* [Records excerpted from a collection]:
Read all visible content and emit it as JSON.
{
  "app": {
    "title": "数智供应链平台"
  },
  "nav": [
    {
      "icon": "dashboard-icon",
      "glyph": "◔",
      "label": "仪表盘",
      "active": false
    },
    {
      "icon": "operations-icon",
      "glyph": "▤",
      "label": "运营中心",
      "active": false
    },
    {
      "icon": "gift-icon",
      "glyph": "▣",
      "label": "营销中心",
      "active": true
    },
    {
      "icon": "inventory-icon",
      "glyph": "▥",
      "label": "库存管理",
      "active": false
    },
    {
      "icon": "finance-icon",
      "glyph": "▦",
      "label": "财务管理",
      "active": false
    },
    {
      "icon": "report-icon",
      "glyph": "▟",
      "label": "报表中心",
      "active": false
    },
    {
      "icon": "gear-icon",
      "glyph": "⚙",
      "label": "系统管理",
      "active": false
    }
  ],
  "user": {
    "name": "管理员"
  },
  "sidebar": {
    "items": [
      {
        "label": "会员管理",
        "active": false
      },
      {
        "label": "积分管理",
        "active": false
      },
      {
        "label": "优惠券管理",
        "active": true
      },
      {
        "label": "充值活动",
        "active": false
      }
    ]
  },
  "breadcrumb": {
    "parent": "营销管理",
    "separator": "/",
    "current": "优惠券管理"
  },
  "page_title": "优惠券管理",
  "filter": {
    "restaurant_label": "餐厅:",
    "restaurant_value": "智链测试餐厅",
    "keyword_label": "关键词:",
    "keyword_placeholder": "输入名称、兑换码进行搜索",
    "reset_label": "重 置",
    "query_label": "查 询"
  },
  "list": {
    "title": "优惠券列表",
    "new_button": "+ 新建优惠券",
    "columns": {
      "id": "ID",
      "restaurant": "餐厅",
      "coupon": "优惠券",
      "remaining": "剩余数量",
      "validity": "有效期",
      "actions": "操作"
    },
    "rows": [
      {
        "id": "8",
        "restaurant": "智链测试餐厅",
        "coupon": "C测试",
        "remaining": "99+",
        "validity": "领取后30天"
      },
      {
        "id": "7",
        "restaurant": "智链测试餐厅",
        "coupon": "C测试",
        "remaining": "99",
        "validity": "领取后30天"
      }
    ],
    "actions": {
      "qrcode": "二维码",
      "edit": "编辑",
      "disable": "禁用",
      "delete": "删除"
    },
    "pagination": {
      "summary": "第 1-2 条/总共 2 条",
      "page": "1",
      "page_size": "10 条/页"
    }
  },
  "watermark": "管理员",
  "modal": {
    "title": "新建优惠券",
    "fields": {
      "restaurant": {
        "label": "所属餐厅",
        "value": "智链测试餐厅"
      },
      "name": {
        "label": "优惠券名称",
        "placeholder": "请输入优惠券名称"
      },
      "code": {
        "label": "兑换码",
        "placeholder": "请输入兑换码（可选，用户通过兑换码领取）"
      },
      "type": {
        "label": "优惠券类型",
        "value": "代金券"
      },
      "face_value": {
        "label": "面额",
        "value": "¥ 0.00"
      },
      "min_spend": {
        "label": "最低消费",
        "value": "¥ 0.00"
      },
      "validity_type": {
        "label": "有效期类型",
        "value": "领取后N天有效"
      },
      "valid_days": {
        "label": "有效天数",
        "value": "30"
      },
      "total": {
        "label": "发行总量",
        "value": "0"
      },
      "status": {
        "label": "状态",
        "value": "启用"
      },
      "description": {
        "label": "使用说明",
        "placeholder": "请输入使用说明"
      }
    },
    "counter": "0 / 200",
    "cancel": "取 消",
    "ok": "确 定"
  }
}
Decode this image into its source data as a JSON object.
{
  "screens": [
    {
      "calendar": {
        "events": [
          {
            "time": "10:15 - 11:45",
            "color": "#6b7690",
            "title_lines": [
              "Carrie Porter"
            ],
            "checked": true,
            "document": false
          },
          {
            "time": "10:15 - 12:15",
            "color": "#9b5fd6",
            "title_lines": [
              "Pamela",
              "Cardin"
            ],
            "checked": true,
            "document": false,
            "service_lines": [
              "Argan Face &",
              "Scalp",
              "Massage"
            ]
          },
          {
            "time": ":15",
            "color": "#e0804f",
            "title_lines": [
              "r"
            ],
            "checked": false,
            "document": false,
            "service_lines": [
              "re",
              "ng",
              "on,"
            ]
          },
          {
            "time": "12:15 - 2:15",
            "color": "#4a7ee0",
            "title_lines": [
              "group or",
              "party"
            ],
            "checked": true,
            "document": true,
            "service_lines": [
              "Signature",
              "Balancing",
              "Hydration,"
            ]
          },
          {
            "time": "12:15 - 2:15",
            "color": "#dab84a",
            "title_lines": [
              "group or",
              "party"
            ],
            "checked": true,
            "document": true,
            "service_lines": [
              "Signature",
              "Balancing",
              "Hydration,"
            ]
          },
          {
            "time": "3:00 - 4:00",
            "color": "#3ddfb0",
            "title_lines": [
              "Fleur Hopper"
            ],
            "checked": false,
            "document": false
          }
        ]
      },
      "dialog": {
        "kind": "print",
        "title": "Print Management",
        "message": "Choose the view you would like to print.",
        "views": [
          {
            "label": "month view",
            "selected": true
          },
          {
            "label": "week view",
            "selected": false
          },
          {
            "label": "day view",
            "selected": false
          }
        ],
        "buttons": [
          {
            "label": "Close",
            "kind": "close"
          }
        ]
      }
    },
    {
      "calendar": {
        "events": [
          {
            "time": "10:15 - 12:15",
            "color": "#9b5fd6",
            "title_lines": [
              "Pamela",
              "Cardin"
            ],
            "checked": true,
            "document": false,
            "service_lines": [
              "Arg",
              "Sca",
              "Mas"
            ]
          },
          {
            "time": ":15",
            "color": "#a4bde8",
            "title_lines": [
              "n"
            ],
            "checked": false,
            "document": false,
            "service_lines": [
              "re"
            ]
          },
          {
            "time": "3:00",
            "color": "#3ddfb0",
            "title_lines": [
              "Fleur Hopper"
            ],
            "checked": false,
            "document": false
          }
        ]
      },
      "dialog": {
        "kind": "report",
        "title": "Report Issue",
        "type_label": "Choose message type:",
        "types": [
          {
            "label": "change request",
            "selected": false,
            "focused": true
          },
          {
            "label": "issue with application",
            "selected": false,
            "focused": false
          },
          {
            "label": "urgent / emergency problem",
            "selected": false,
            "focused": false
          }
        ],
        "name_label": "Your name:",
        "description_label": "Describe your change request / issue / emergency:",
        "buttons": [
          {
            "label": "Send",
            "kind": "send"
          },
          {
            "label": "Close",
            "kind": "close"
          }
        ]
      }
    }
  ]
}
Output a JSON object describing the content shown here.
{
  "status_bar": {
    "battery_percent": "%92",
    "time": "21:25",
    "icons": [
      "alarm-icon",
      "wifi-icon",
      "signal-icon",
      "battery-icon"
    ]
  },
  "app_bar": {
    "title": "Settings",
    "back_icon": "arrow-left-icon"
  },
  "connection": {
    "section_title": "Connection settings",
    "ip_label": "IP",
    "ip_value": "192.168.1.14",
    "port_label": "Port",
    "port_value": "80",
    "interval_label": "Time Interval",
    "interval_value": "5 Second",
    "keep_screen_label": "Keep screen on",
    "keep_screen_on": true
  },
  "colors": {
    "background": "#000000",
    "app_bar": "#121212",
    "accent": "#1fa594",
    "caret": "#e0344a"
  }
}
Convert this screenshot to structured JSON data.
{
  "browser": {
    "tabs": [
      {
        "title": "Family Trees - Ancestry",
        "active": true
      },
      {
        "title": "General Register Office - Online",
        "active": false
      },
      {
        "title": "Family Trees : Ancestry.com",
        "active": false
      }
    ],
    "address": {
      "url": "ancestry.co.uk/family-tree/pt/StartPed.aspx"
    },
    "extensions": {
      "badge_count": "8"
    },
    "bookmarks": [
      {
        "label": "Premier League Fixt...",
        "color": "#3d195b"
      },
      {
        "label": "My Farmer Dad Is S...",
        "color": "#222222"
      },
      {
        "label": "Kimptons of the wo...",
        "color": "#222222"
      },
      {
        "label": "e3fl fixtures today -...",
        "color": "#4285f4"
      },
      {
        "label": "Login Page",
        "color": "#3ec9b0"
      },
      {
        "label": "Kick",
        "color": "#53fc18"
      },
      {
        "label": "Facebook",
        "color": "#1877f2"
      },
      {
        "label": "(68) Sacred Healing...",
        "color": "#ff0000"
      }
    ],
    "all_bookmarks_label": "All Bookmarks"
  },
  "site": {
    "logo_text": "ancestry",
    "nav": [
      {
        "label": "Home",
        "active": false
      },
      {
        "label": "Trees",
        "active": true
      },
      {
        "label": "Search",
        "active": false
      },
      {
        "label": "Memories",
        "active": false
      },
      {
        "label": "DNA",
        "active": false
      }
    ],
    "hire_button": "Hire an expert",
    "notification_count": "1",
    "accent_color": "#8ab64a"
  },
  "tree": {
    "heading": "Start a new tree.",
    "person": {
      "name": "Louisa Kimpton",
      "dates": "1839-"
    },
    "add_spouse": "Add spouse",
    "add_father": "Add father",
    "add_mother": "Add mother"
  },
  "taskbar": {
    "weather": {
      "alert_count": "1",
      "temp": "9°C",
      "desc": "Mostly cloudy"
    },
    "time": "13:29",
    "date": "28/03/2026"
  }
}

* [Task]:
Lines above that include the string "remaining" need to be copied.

* [Reply to the exercise]:
      "remaining": "剩余数量",
        "remaining": "99+",
        "remaining": "99",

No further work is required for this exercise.